By Michael Linhorst and Melissa Hayes, The Record (Hackensack, N.J.)
HACKENSACK, N.J.—Democrats leading the panel investigating the George Washington Bridge lane closures met with their lawyer Thursday to decide their next move, one day after a judge ruled that they could not compel two central players in the controversy to hand over documents.
Also weighing on their decision is concern over whether Democratic leaders will continue backing them as their investigation stretches into its fourth month. Stephen Sweeney, the Democratic Senate president, suggested this week — before the judge’s decision — that the committee should stop its investigation if the court ruled against it. Sweeney later tempered his statement, saying he supports the panel’s work.
Through a spokesman, Sweeney declined to comment Thursday about what direction he thinks the panel should take. The speaker of the Assembly, Democrat Vincent Prieto, did not respond to a request for comment.
Republicans on the committee were not involved in talks with the panel’s lawyer, Reid Schar, a former federal prosecutor from Illinois. And they also don’t have a preferred way forward.
But lawmakers are still holding out hope for some progress in their investigation: Friday is the deadline they imposed for documents from Gibson, Dunn & Crutcher, the law firm that conducted an internal probe for the governor’s office. Legislators want whatever records the law firm has from the 70 interviews it completed as part of the investigation the Christie administration hired it to make into the lane closures.

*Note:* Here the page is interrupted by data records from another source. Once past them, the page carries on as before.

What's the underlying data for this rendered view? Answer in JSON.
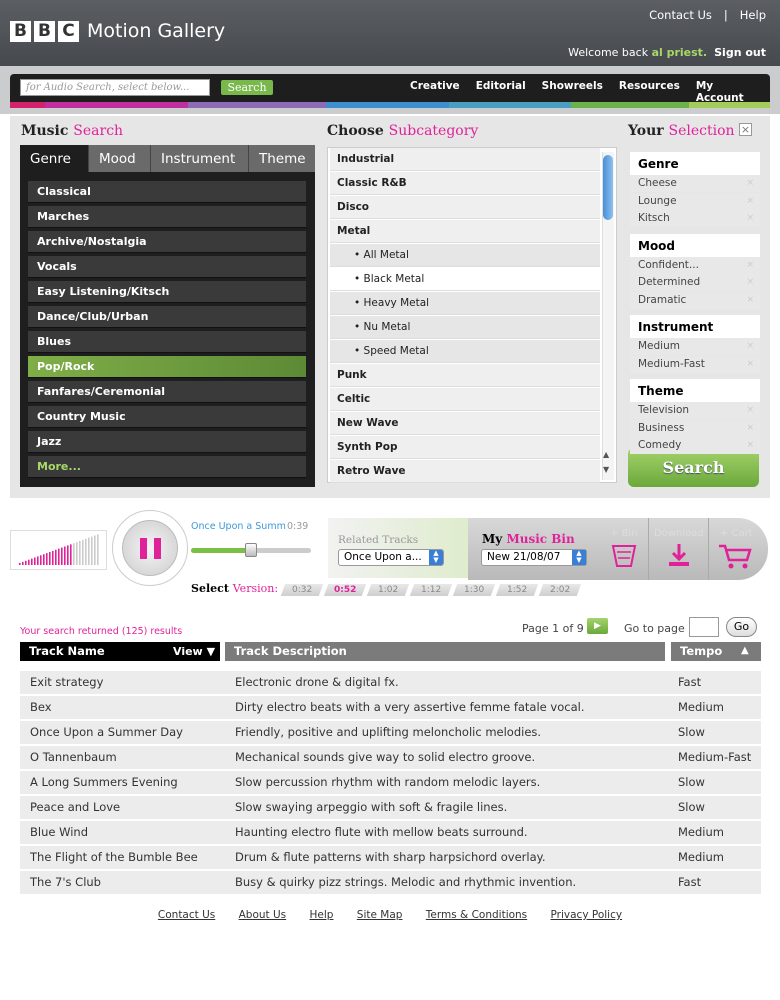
{
  "header": {
    "logo_letters": [
      "B",
      "B",
      "C"
    ],
    "logo_text": "Motion Gallery",
    "contact_us": "Contact Us",
    "separator": "|",
    "help": "Help",
    "welcome_prefix": "Welcome back",
    "user_name": "al priest.",
    "sign_out": "Sign out"
  },
  "nav": {
    "search_placeholder": "for Audio Search, select below...",
    "search_button": "Search",
    "links": [
      "Creative",
      "Editorial",
      "Showreels",
      "Resources",
      "My Account"
    ],
    "strip_colors": [
      "#d3216b",
      "#c02ea0",
      "#8e6bb5",
      "#3d8fcf",
      "#4a9ec2",
      "#6cb24a",
      "#a3cc5b"
    ]
  },
  "music_search": {
    "title_a": "Music",
    "title_b": "Search",
    "tabs": [
      "Genre",
      "Mood",
      "Instrument",
      "Theme"
    ],
    "genres": [
      "Classical",
      "Marches",
      "Archive/Nostalgia",
      "Vocals",
      "Easy Listening/Kitsch",
      "Dance/Club/Urban",
      "Blues",
      "Pop/Rock",
      "Fanfares/Ceremonial",
      "Country Music",
      "Jazz",
      "More..."
    ]
  },
  "subcategory": {
    "title_a": "Choose",
    "title_b": "Subcategory",
    "items": [
      {
        "label": "Industrial",
        "kind": "main"
      },
      {
        "label": "Classic R&B",
        "kind": "main"
      },
      {
        "label": "Disco",
        "kind": "main"
      },
      {
        "label": "Metal",
        "kind": "main"
      },
      {
        "label": "• All Metal",
        "kind": "child"
      },
      {
        "label": "• Black Metal",
        "kind": "child sel"
      },
      {
        "label": "• Heavy Metal",
        "kind": "child"
      },
      {
        "label": "• Nu Metal",
        "kind": "child"
      },
      {
        "label": "• Speed Metal",
        "kind": "child"
      },
      {
        "label": "Punk",
        "kind": "main"
      },
      {
        "label": "Celtic",
        "kind": "main"
      },
      {
        "label": "New Wave",
        "kind": "main"
      },
      {
        "label": "Synth Pop",
        "kind": "main"
      },
      {
        "label": "Retro Wave",
        "kind": "main"
      }
    ]
  },
  "selection": {
    "title_a": "Your",
    "title_b": "Selection",
    "close": "×",
    "groups": [
      {
        "name": "Genre",
        "items": [
          "Cheese",
          "Lounge",
          "Kitsch"
        ]
      },
      {
        "name": "Mood",
        "items": [
          "Confident...",
          "Determined",
          "Dramatic"
        ]
      },
      {
        "name": "Instrument",
        "items": [
          "Medium",
          "Medium-Fast"
        ]
      },
      {
        "name": "Theme",
        "items": [
          "Television",
          "Business",
          "Comedy"
        ]
      }
    ],
    "remove_glyph": "×",
    "search_button": "Search"
  },
  "player": {
    "track": "Once Upon a Summ",
    "time": "0:39",
    "progress": 0.5,
    "related_label": "Related Tracks",
    "related_value": "Once Upon a...",
    "bin_a": "My",
    "bin_b": "Music Bin",
    "bin_value": "New 21/08/07",
    "add_bin": "+ Bin",
    "download": "Download",
    "add_cart": "+ Cart",
    "select_version_a": "Select",
    "select_version_b": "Version:",
    "versions": [
      "0:32",
      "0:52",
      "1:02",
      "1:12",
      "1:30",
      "1:52",
      "2:02"
    ],
    "active_version": "0:52"
  },
  "results": {
    "summary": "Your search returned (125) results",
    "page_label": "Page 1 of 9",
    "goto_label": "Go to page",
    "go_button": "Go",
    "headers": {
      "name": "Track Name",
      "view": "View",
      "desc": "Track Description",
      "tempo": "Tempo"
    },
    "rows": [
      [
        "Exit strategy",
        "Electronic drone & digital fx.",
        "Fast"
      ],
      [
        "Bex",
        "Dirty electro beats with a very assertive femme fatale vocal.",
        "Medium"
      ],
      [
        "Once Upon a Summer Day",
        "Friendly, positive and uplifting meloncholic melodies.",
        "Slow"
      ],
      [
        "O Tannenbaum",
        "Mechanical sounds give way to solid electro groove.",
        "Medium-Fast"
      ],
      [
        "A Long Summers Evening",
        "Slow percussion rhythm with random melodic layers.",
        "Slow"
      ],
      [
        "Peace and Love",
        "Slow swaying arpeggio with soft & fragile lines.",
        "Slow"
      ],
      [
        "Blue Wind",
        "Haunting electro flute with mellow beats surround.",
        "Medium"
      ],
      [
        "The Flight of the Bumble Bee",
        "Drum & flute patterns with sharp harpsichord overlay.",
        "Medium"
      ],
      [
        "The 7's Club",
        "Busy & quirky pizz strings. Melodic and rhythmic invention.",
        "Fast"
      ]
    ]
  },
  "footer": [
    "Contact Us",
    "About Us",
    "Help",
    "Site Map",
    "Terms & Conditions",
    "Privacy Policy"
  ]
}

Randy Mastro, the Gibson Dunn attorney who led the internal investigation, said in a statement this week that his firm is talking with the committee’s lawyer. On Thursday, however, a spokesman for Gov. Chris Christie declined to comment about what the law firm would do.
Superior Court Judge Mary Jacobson’s decision, which was released Wednesday, allows Bridget Anne Kelly, the governor’s former deputy chief of staff, and Bill Stepien, Christie’s former campaign manager, to refuse to comply with the committee’s demands for documents.
After losing in court, there’s no obvious next step for the committee to take.
But the panel does have several options, according to state Sen. Loretta Weinberg, a Democrat,, and Assemblyman John Wisniewski, a Democrat, co-leaders of the committee.
The lawmakers could appeal the ruling. They could issue new subpoenas to Kelly and Stepien and try to craft those demands in a narrower way that might comply with Jacobson’s ruling. They could offer Kelly and Stepien immunity from prosecution — a power that, Wisniewski says, the committee maintains. They also could shift the focus of their investigation to look more broadly at the politicized inner workings of the governor’s office and the Port Authority.
“There are a variety of alternatives here which we have to consider very carefully in terms of the parallel U.S. attorney’s investigation, in terms of what’s the best legal avenue for us to get the answers that we need,” Weinberg said Thursday.
They also could pause and wait for Paul Fishman, the U.S. attorney for New Jersey, to complete his investigation into the lane closures. A federal grand jury has issued several subpoenas, and it has heard testimony from at least one person: Christie spokesman Michael Drewniak.
But the wait-and-see approach appears to be out of the question for the Democrats.